/---

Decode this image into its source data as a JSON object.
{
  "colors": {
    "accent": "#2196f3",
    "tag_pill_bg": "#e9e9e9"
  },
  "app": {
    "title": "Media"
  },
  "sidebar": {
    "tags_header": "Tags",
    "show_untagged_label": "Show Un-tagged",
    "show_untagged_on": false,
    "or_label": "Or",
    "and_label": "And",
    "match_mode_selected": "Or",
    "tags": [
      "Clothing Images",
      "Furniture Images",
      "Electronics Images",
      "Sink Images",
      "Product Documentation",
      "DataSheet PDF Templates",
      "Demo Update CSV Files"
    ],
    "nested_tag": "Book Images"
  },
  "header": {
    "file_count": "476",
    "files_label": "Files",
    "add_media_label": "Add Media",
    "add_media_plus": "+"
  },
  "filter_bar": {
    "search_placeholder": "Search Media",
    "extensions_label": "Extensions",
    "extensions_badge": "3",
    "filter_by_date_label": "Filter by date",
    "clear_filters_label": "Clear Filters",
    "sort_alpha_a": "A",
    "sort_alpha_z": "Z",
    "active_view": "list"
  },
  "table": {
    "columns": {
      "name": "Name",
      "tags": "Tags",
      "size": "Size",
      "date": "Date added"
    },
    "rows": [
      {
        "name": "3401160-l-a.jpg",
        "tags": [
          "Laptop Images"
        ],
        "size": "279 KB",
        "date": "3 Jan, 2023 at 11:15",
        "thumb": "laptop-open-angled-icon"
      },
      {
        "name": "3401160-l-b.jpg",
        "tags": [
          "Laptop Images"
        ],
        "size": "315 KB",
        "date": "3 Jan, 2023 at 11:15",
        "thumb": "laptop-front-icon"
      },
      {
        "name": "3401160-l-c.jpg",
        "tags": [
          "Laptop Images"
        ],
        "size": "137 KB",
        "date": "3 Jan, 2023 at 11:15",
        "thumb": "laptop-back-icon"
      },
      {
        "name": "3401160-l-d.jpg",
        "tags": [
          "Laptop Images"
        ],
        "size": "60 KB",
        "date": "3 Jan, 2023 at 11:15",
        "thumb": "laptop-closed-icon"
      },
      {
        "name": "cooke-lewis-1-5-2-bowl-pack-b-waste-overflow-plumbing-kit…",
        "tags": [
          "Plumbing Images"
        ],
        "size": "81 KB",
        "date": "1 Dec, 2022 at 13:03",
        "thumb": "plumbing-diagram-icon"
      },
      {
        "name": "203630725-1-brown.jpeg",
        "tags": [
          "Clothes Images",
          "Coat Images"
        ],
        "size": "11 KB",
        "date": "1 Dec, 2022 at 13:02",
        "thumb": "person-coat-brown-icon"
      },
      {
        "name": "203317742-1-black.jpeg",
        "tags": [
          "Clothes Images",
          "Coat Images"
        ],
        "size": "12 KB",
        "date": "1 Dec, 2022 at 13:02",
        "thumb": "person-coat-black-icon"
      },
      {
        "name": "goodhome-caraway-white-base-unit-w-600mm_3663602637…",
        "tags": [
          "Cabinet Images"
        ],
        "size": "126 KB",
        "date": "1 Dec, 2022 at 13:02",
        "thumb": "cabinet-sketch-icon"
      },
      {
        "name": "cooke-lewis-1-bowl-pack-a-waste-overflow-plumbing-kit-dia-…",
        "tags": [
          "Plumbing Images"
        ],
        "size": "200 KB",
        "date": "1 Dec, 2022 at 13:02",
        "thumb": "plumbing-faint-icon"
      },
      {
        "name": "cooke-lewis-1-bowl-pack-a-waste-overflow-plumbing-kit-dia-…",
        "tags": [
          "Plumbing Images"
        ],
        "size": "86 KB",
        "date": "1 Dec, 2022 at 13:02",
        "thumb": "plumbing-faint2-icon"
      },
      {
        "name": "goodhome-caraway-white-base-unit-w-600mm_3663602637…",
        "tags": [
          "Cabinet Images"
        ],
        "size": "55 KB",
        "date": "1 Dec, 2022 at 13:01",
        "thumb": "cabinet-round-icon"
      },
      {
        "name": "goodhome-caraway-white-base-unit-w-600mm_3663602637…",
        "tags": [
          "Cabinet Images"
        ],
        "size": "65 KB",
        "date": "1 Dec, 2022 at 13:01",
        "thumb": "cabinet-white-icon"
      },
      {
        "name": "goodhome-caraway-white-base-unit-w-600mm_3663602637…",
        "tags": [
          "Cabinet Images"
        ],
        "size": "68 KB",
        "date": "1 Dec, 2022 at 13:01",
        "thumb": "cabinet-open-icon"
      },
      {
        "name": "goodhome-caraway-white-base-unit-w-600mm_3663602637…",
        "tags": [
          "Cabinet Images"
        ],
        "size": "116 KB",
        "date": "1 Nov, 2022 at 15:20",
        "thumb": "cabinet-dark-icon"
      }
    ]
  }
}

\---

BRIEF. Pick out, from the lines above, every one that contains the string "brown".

WRITTEN SOLUTION.
        "name": "203630725-1-brown.jpeg",
        "thumb": "person-coat-brown-icon"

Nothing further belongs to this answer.